The obvious answer to this week's IF challenge is Joan of Arc facing the Burgundians, but I started to think about fearless people I've known in real life. People who aren't here any more because just like Joan, they didn't have a healthy sense of fear. People who died too young. Jewish people put a stone on a grave a year after a funeral. It hasn't been quite a year, but it's time for me to put a stone on Andy's grave.

I don't remember meeting Andy. He was just always there, always a friend to my youngest brothers. He laughed, he smiled, he went for things with such full force that I just had to smile and laugh with him.

When he was older, he stopped by my house once in a while. If he was hungry, I fed him. If he was tired, he crashed on my porch swing. When I had a car I didn't know how to fix, I gave it to him. Sometimes he'd show me his sketchbook and ask for feedback. He had talent, and I wish I had one of his drawings to remember him by. He found comfort at my house when he needed it, and my heart was happy when he came.

In a way, I always knew we were alike, but I never bothered to find out why. When his obit was published, I found we shared the same birthday. Maybe that's why we could spend a quiet afternoon together without talking. Just being around each other was enough. We appreciated each other in a way we didn't want to talk about, but at the same time, we knew each other's hurts. We were a safe place for each other, and even if he didn't come over very often, my door was always open for him.

He died as a daredevil on an ATV at night. Somehow, it seems fitting that he died going all out, but I'm still dealing with the shock of losing him so young.

It hasn't been a year yet, and I'm not Jewish, but I'll borrow their tradition because I feel a need to put a stone on Andy's grave. He was buried in a beautiful place overlooking the river we both loved. Maybe everyone else will post pictures of heroes this week, but I'm lost in thoughts of "fearless", reckless, and loss.

The drawing is in pastels with some fiddling in PhotoShop. It's been a long time since I've used pastels, but chalk just seems appropriate for a life so quickly swept away.



  1. What a lovely tribute to a friend!

  2. Indeed, a powerful tribute. And those stones (ever since Schindler's List) seem to be strong, earth bound reminders of powerful connections/foundations.
    Joan of Arc didn't seem all THAT obvious a response to "fearless"... as evidenced by my illo. Thanks for stopping by.

  3. Beautiful picture and story. Yes, obviously St. Joan didn't immediately come to mind for me either ;)

  4. Wow great story and terrific illustration to accompany it. Nice work Linda

  5. Ok, maybe I'm the only one who thought Joan of Arc was obvious? Lesson learned: don't assume I know what other people think :) Thanks for the comments.

  6. Beautiful illustration and very touching story. RIP, Andy.

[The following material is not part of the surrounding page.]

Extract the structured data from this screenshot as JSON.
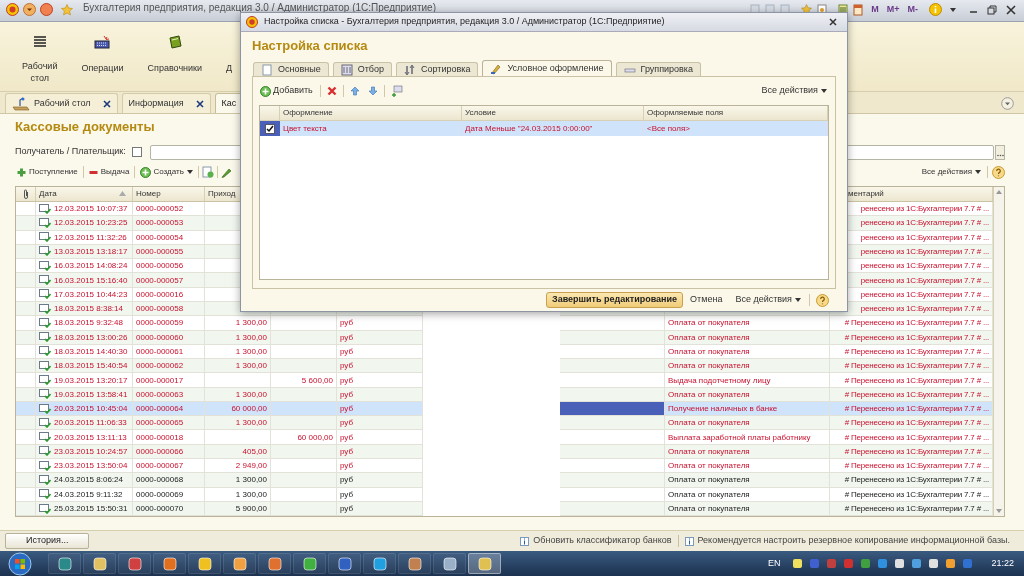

    Thanks for visiting my blog and for your comment!

  7. Thanks. I like seeing what other artists are doing, and we can all use support.

  8. well, with your story, you gave me a chill down my spine and made the hairs on my neck stand out - so you reached out and touched me - which is good

    thanks for sharing, it's very poignant

  9. I'm touched to be able to touch others, and happy to let other people know about a good guy. This posting was catharsis for me. I'm so glad others got something from it too. Thanks!